Hidden gems

Private equity’s growth and maturation are clearly welcome developments for the industry itself but also for its investors which have, by and large, achieved out-performance relative to public markets in all major regions, as we explored in some of our previous articles. Indeed, in a recent survey of investors, 90% said that private equity performance had met or exceeded expectations over the past 12 months (source: Preqin). Yet the same survey also found that these investors are anticipating lower returns from the asset class in the past – their expectations have fallen from 14.1% in IRR terms in June 2015 to 11.6% in September this year (2018).

This reflects a recent trend: capital concentration in larger funds. The amounts raised by the private equity industry since 2013 have been phenomenal. In 2017, it raised US$453bn, a record sum and significantly higher than the US$226bn raised in 2012, according to Preqin. Looking beyond the headline numbers, however, it’s evident that much of this capital has flowed to the large, multi-billion dollar funds, such as those raised by Apollo Global Management (US$24.7bn), KKR (US$13.9bn) and CVC Capital Partners (€16bn). This has led to a marked rise in the average private equity fund size, from US$156m in 2015 to US$492m by 2017, Lyrique analysis shows.

The unprecedented rate at which capital is gravitating towards the mega-funds is clogging the system, leading to rising competition and pricing in the large deal space. This clearly affects returns – the higher the initial price paid, the harder it is to sell later down the line at a profit. It is also exacerbating the long-run disparity in returns between larger and smaller funds. Between 2005 and 2016, average TVPI (or total value to paid in multiple, a measure of the value created by a private equity fund) for funds of below US$500m was close to 1.53x; for those above US$4.5bn, it was less than 1.46x, Preqin figures show.

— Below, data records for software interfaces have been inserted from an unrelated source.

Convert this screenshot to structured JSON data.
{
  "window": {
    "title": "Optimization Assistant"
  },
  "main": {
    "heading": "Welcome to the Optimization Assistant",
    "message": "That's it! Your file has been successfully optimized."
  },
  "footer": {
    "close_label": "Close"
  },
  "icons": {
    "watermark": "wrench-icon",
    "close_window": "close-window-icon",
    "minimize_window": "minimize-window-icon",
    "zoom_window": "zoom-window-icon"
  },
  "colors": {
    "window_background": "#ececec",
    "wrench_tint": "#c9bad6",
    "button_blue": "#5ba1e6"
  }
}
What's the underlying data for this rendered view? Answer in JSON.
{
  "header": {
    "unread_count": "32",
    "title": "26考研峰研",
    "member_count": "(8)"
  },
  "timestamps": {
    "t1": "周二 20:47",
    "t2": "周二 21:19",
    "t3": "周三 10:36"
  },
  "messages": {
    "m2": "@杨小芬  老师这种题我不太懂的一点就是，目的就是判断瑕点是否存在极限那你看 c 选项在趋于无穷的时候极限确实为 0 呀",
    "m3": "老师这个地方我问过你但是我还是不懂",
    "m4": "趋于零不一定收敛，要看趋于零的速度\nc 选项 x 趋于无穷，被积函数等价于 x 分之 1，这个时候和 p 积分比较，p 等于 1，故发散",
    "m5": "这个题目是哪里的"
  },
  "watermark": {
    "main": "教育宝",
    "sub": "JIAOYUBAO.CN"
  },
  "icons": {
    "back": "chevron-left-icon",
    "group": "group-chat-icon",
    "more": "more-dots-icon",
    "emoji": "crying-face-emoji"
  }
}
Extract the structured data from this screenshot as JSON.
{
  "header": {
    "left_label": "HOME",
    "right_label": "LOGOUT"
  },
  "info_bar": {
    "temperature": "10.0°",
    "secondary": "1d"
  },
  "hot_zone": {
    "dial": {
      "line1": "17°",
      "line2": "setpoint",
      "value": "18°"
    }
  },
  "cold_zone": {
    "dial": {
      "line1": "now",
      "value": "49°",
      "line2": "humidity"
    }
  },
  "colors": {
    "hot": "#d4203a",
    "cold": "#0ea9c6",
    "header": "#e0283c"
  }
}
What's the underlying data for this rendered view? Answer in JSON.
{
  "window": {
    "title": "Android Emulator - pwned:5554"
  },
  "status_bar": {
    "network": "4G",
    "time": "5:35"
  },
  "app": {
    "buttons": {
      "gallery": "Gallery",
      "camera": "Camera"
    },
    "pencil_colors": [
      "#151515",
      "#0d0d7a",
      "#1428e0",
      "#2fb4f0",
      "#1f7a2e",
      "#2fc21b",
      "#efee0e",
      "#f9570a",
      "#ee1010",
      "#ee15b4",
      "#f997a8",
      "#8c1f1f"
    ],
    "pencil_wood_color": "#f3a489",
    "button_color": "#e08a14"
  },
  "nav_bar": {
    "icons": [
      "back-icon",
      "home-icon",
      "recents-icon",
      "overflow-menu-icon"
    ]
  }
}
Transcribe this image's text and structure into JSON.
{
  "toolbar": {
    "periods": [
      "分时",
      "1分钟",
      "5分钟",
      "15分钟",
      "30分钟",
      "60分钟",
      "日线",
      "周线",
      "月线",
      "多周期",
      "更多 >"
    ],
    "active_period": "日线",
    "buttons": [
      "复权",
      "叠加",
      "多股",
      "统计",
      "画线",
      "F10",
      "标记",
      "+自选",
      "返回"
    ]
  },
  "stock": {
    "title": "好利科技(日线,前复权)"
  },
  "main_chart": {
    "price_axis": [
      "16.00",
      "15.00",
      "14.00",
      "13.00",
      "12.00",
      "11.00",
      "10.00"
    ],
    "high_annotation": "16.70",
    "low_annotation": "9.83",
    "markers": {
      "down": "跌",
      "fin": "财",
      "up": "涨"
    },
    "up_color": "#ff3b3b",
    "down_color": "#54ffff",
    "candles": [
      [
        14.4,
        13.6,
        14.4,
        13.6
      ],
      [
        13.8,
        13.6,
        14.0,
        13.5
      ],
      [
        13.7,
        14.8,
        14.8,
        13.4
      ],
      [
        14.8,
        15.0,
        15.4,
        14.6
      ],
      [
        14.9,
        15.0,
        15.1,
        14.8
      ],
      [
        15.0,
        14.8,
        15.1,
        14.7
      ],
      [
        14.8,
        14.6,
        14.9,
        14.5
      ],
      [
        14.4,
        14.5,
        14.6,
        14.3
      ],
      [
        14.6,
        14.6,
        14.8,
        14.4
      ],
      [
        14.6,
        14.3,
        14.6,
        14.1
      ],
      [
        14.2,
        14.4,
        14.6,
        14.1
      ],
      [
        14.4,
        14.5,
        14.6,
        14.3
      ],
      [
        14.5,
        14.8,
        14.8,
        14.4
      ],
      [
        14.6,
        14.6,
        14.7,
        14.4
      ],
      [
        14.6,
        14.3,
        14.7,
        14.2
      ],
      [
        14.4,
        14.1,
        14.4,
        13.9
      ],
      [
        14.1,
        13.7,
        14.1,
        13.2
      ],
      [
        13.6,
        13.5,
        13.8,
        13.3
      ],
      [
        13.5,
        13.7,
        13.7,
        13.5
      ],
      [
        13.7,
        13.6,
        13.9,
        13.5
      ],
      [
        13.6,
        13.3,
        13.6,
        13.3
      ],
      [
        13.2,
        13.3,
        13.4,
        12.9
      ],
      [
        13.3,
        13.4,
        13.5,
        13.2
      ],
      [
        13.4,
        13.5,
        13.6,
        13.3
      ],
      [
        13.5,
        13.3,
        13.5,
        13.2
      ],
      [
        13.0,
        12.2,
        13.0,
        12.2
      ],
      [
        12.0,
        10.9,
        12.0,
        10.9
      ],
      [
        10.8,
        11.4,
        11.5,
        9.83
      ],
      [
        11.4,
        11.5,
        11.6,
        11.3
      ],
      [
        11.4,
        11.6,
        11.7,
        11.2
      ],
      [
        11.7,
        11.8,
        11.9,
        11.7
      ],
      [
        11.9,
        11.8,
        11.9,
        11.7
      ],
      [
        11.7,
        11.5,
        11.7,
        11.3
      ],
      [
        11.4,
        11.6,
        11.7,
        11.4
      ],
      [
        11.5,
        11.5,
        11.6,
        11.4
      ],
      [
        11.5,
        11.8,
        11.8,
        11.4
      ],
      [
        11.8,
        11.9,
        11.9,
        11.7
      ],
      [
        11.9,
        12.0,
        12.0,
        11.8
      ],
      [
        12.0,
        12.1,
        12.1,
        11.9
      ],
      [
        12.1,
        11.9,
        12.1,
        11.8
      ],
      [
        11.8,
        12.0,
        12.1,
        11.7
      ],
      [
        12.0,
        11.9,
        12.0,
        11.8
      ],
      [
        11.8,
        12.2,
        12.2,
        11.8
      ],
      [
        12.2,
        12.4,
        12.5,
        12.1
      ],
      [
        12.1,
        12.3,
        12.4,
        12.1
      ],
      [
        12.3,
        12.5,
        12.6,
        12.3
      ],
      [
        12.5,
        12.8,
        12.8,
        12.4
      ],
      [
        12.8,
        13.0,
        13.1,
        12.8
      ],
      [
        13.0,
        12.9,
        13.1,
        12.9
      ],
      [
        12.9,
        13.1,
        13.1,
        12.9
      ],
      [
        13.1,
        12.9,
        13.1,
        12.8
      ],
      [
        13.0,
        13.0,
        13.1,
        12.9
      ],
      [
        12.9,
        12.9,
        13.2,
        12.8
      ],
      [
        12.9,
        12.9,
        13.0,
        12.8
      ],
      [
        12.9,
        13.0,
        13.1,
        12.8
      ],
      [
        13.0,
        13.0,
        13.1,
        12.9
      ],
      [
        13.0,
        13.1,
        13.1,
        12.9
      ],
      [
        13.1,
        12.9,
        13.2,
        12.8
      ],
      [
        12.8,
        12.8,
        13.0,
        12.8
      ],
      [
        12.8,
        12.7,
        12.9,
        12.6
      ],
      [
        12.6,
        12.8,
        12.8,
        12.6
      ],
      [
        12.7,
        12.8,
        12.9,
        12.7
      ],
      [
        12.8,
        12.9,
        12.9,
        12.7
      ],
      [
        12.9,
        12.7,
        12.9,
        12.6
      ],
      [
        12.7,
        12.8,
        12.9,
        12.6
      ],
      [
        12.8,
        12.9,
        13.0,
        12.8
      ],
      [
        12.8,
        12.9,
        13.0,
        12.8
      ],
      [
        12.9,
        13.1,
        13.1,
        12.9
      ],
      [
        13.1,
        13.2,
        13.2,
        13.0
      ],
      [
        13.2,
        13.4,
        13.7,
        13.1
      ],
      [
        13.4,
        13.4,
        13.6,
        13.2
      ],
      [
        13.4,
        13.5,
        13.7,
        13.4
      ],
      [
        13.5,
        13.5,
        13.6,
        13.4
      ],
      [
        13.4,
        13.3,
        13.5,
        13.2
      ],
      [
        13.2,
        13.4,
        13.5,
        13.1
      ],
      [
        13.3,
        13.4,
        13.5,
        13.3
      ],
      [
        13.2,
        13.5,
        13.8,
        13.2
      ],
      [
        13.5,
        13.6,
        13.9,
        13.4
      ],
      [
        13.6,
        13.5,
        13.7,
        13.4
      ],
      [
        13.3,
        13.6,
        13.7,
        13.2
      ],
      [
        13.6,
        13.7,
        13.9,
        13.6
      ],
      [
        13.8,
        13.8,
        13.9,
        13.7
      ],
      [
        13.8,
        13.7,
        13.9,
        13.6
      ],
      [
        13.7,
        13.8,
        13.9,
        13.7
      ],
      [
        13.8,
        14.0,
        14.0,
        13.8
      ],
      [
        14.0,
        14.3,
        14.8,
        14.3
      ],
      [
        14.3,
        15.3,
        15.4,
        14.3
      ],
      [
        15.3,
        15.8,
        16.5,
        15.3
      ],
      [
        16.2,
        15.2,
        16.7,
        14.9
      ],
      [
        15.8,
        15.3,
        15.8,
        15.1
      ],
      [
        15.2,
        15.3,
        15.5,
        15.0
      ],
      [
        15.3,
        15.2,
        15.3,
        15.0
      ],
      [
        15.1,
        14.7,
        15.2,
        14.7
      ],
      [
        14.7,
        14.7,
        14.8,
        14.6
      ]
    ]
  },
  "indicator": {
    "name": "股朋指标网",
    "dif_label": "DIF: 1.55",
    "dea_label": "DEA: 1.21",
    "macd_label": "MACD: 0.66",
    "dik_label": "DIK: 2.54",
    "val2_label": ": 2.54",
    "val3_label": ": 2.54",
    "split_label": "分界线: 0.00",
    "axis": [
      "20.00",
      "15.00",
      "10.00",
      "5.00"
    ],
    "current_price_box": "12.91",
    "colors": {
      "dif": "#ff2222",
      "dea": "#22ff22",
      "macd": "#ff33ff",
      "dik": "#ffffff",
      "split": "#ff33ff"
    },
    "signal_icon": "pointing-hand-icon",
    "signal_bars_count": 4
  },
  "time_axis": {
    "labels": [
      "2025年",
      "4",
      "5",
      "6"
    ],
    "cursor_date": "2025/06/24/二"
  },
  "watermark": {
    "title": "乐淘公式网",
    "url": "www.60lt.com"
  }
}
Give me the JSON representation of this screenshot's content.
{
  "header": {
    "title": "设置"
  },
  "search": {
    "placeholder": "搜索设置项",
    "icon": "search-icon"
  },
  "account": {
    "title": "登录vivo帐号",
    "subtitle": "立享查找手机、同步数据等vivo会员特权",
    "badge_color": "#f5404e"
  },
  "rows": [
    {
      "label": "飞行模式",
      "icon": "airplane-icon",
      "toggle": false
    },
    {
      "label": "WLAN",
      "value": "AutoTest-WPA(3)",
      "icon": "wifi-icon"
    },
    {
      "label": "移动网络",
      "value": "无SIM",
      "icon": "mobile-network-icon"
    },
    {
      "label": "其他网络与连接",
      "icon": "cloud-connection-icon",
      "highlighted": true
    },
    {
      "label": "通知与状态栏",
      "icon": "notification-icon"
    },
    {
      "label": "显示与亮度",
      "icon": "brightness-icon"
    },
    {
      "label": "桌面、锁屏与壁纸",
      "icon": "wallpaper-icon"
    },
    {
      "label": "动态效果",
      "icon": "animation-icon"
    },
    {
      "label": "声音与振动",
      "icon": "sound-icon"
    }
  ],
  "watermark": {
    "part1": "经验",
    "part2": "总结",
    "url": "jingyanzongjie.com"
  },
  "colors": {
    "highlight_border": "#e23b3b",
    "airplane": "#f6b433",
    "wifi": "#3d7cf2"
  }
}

Part of the explanation for this is market’s efficiency for larger deals. Large transactions are well known in the market and intermediated by M&A advisors, making them highly competitive. There are also far fewer of them. At the smaller end, by contrast, the universe of deals available is naturally far larger. Yet, with so much capital allocated to the mega-funds, funds targeting the smaller end of the market face challenges in money to deploy in this deeper and wider pool of investment opportunities.

The deals available in this space are arguably more interesting. Many smaller funds (with US$500m or less) target businesses that are not readily saleable and are too small to be advised by the M&A houses. Often, these are long-established businesses run by a founder reaching retirement age who no longer has the appetite for fast growth and increased risk. These businesses characteristically lack transparency and have not received adequate investment for several years.

The beauty of targeting these rough diamonds is partly lower initial investment prices. It is also partly because, given investment and an infusion of new ideas and a fresh strategy, or perhaps improved systems and the recruitment of a CFO, these businesses can increase in value significantly. By removing inefficiencies in the business, cleaning up reporting and acquiring several companies, smaller funds can create assets that are attractive to strategic acquirers or other private equity houses with ample cash to deploy in larger deals.

The value of this kind of heavy lifting in small businesses is clear. Deals involving lower initial enterprise values have a much greater likelihood of achieving home runs than those with higher price tags. Investments in smaller businesses are almost twice as likely to generate a 3x return multiple or more than those valued at over US$250m.

With less competition between these funds for deals than there has been historically, smaller funds are becoming increasingly attractive. The return differential in net IRR terms between top performing smaller to medium-sized funds and the mega and large funds used to be negligible 15 years ago. Today, analysis shows the differential is around 5%.

The last few years has been a benign economic environment, conditions that tend to favour larger private equity players. Returns are higher for larger funds during times of economic expansion, as we’ve seen over the last few years, while Preqin data suggests that strong stock market returns boost mega-funds’ returns far more than those for smaller funds. This attests to the greater capacity for creating value in smaller businesses across economic cycles – after all, it’s much harder to turn around an oil tanker than it is a fishing trawler. Therefore, smaller funds tend to outperform larger ones in more difficult times, as the chart below demonstrates.

As we move into a different part of the cycle over the next few years, it’s likely that history will repeat itself, with smaller funds outperforming their much larger counterparts.

Smaller funds, often targeting specific countries or niches, can be difficult to find and take as much time to assess as a larger fund. Yet with the right resources (internal and/or external), investors accessing these hidden gems may find that they don’t need to adjust their return expectations downwards by quite as much as the Preqin data suggests is currently the case.